__Exercise instructions__
Extract all lines in the data that contain the word "Custom".

__Data for the task__
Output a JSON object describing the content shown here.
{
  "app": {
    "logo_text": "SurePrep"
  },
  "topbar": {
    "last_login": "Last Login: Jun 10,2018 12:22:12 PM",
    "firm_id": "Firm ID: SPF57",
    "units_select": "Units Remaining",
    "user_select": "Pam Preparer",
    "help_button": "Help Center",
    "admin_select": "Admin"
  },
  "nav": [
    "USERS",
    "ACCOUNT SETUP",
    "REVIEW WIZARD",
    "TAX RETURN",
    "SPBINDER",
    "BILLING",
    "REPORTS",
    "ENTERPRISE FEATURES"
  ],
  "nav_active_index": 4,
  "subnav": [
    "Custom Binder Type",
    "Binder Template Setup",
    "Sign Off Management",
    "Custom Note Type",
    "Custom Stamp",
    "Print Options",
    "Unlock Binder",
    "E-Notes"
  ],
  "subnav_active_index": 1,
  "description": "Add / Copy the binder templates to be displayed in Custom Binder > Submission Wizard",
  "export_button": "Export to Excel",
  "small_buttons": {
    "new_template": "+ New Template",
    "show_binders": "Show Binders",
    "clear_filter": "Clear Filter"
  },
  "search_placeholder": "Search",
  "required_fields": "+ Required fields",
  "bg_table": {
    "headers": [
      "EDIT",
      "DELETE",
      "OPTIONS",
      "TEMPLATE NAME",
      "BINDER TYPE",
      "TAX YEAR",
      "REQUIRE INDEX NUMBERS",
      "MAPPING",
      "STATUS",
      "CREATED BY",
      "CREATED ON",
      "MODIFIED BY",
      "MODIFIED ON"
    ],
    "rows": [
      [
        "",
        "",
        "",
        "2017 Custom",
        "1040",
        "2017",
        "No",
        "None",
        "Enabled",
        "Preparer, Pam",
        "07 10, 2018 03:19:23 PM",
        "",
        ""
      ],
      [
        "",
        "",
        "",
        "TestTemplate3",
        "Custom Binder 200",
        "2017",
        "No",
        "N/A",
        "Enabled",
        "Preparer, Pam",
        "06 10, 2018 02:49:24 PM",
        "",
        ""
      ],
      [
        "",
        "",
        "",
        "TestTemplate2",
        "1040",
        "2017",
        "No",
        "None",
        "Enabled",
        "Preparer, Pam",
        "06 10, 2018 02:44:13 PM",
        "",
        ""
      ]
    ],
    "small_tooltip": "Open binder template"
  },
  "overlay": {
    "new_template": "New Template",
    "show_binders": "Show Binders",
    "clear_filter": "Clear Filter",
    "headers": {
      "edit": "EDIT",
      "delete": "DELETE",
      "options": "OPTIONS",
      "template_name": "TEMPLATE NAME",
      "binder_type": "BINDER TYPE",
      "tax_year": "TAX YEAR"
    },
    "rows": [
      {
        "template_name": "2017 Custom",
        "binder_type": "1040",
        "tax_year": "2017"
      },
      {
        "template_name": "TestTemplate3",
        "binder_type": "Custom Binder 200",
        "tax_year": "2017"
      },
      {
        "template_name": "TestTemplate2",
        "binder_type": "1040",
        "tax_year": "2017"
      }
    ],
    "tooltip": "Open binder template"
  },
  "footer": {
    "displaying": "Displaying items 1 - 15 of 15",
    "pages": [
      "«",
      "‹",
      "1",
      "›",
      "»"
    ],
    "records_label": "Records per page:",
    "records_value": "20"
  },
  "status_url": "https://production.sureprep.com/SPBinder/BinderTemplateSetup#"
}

__Answer space__
    "Custom Binder Type",
    "Custom Note Type",
    "Custom Stamp",
  "description": "Add / Copy the binder templates to be displayed in Custom Binder > Submission Wizard",
        "2017 Custom",
        "Custom Binder 200",
        "template_name": "2017 Custom",
        "binder_type": "Custom Binder 200",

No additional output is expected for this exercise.